Stored entries

★ ★ ★

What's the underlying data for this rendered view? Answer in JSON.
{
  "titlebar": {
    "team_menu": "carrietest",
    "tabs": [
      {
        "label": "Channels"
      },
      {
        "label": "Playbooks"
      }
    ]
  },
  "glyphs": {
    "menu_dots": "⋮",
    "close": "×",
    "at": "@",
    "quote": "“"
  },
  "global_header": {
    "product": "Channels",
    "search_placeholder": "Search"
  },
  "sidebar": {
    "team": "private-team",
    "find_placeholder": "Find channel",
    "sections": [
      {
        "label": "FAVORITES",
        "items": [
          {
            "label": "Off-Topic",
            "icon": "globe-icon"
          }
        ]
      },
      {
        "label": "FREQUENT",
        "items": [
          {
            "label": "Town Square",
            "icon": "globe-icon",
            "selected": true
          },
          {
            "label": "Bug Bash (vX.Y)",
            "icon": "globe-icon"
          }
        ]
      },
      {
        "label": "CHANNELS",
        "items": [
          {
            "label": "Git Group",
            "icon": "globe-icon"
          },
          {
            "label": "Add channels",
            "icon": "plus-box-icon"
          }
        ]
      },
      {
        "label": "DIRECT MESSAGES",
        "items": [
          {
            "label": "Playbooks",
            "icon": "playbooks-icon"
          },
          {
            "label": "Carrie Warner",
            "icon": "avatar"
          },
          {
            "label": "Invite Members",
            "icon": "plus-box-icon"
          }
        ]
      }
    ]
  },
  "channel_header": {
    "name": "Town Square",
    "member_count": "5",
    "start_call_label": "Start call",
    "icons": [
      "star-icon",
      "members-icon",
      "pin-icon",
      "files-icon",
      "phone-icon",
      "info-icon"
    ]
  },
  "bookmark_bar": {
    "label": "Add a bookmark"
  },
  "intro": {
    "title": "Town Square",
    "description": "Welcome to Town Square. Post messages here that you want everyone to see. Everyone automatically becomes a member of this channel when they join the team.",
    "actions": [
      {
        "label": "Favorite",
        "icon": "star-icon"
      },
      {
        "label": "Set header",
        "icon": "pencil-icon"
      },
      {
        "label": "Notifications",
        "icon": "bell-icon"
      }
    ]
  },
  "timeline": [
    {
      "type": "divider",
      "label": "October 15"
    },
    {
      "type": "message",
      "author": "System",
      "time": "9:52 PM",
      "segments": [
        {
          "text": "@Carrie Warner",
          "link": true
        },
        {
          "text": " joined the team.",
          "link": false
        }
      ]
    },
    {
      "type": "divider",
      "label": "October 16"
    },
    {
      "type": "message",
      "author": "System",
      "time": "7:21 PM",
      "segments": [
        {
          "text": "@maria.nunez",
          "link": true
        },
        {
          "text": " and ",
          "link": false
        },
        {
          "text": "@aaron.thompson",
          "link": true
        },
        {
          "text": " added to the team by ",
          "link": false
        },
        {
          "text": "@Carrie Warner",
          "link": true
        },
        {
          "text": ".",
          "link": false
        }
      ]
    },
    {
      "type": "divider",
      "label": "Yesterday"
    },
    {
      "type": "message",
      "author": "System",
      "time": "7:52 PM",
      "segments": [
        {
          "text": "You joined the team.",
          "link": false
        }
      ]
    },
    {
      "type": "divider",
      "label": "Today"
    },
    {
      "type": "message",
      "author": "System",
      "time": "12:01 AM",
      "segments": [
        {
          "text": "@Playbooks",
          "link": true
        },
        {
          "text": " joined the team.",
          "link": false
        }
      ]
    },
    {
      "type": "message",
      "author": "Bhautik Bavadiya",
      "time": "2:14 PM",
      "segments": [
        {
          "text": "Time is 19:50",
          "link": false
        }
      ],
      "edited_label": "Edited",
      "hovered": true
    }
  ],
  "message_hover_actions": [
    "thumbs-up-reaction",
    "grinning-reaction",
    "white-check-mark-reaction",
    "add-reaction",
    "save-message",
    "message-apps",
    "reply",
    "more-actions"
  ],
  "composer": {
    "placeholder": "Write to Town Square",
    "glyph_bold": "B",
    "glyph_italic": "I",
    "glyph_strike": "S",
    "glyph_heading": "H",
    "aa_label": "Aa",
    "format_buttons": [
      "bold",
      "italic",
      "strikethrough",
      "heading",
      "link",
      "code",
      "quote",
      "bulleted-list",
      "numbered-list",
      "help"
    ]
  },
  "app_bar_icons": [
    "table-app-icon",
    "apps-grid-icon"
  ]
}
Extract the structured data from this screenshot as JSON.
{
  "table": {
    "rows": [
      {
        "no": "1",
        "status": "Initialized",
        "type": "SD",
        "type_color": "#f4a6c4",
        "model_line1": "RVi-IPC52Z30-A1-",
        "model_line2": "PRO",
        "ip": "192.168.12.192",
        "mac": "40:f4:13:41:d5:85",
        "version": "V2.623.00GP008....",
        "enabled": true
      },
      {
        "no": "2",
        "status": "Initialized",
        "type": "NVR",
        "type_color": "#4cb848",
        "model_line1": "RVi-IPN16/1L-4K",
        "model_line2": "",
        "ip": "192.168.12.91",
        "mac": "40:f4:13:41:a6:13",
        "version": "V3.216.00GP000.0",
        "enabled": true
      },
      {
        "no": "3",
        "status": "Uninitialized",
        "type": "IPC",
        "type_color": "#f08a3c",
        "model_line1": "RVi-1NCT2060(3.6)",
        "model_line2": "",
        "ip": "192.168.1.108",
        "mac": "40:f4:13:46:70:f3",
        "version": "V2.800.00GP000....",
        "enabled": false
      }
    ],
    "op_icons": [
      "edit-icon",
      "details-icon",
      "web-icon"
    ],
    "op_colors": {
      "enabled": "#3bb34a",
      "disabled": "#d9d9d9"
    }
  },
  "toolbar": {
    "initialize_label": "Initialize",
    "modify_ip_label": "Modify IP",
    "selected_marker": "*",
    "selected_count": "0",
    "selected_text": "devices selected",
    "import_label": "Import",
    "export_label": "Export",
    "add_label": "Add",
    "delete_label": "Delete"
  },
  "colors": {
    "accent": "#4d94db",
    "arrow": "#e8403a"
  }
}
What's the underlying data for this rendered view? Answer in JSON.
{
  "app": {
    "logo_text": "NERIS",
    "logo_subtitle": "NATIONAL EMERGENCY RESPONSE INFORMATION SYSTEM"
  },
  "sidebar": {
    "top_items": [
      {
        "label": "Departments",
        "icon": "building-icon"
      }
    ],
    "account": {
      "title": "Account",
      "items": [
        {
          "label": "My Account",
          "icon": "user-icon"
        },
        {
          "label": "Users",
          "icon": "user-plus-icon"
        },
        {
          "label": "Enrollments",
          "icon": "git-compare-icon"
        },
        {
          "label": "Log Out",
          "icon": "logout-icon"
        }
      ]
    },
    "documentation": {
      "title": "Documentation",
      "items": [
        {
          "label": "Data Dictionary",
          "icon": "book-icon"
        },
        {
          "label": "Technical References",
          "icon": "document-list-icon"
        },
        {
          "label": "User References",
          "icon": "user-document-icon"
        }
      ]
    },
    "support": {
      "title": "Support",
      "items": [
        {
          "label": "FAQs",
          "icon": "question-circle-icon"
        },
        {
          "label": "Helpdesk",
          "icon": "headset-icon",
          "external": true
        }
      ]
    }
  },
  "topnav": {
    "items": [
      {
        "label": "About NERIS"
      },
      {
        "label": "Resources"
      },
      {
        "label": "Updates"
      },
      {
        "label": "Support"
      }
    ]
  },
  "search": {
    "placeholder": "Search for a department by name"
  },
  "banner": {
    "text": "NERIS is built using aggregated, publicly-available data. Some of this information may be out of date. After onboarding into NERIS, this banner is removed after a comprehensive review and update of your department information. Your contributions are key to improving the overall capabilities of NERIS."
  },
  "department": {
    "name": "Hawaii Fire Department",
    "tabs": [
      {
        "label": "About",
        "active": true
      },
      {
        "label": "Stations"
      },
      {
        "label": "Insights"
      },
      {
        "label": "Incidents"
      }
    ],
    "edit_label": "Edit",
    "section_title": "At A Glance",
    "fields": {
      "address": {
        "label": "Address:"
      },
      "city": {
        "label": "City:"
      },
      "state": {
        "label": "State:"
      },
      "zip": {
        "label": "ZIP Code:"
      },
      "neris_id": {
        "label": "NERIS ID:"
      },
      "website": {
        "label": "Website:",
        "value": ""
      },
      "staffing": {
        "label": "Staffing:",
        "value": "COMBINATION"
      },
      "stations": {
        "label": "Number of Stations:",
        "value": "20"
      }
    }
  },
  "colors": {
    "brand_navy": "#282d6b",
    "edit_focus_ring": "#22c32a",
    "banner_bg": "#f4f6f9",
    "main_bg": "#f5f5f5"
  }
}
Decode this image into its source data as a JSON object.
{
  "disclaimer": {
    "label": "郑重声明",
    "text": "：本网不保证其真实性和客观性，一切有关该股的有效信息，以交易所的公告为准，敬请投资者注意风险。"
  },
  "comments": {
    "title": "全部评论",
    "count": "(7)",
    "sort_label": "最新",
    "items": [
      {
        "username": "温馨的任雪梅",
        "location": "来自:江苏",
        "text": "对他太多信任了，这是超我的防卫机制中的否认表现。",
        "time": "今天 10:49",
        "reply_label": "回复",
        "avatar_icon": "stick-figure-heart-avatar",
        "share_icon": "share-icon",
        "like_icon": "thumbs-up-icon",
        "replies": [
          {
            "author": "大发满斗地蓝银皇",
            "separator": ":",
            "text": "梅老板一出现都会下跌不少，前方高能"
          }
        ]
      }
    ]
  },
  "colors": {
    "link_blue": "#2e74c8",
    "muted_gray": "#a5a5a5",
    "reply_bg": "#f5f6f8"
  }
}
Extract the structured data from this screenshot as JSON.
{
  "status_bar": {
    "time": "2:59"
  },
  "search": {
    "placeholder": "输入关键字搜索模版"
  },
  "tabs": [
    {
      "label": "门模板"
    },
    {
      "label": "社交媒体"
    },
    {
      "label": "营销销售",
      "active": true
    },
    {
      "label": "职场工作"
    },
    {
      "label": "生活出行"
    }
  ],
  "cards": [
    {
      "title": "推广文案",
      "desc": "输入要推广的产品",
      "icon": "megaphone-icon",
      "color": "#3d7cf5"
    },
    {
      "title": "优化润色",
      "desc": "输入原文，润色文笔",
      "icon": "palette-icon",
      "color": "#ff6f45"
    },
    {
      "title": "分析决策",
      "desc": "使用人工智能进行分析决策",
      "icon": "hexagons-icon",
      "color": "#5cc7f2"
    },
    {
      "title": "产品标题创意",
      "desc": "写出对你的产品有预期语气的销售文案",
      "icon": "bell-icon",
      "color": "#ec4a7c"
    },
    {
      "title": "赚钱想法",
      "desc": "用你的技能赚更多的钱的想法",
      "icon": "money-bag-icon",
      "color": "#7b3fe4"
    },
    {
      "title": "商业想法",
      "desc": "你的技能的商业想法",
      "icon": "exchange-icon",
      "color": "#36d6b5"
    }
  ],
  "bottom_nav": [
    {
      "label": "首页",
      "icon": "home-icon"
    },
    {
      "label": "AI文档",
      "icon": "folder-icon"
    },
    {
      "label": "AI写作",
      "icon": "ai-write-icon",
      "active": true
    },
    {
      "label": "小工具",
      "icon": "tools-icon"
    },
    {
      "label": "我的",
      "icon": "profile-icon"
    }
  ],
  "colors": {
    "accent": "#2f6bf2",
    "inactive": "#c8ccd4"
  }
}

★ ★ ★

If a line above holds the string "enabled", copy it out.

→ **Problem solution**:
        "enabled": true
        "enabled": true
        "enabled": false
      "enabled": "#3bb34a",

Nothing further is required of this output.